_Work instructions_
Go through the entries below and tally the lines holding "your"; please reply with the number only.

*** Begin section ***

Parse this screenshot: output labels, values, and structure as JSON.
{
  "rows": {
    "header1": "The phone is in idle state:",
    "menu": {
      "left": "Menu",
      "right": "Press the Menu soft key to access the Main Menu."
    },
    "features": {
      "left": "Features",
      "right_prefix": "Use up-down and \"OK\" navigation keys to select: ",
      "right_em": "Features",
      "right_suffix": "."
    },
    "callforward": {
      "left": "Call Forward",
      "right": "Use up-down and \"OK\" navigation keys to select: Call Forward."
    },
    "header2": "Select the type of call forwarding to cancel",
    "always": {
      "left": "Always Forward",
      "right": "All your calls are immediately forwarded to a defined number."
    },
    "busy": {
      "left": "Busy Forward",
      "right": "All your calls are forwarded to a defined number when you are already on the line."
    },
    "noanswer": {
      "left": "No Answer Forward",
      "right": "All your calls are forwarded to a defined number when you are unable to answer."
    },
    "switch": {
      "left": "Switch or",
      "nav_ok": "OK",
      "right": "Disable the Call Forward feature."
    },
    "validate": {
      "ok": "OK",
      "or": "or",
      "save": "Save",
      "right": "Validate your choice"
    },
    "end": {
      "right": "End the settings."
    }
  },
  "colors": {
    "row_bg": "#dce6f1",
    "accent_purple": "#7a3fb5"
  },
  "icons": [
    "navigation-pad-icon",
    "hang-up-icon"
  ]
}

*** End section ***
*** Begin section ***

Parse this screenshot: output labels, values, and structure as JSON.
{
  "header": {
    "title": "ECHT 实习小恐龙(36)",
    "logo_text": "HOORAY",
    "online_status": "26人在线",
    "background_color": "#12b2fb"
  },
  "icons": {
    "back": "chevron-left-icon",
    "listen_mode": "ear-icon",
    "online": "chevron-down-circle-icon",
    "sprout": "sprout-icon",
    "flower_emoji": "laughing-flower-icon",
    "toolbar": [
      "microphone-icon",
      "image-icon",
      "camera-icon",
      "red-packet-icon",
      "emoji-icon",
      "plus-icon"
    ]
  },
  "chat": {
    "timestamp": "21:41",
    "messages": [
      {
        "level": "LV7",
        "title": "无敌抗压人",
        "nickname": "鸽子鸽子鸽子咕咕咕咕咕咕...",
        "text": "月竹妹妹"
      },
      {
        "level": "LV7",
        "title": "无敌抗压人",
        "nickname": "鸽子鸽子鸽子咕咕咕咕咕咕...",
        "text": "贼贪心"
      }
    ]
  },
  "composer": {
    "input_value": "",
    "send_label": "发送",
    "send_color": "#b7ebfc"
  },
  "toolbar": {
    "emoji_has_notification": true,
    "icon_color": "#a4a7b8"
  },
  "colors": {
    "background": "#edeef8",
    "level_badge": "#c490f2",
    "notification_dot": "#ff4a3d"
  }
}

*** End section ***

_Reply_
4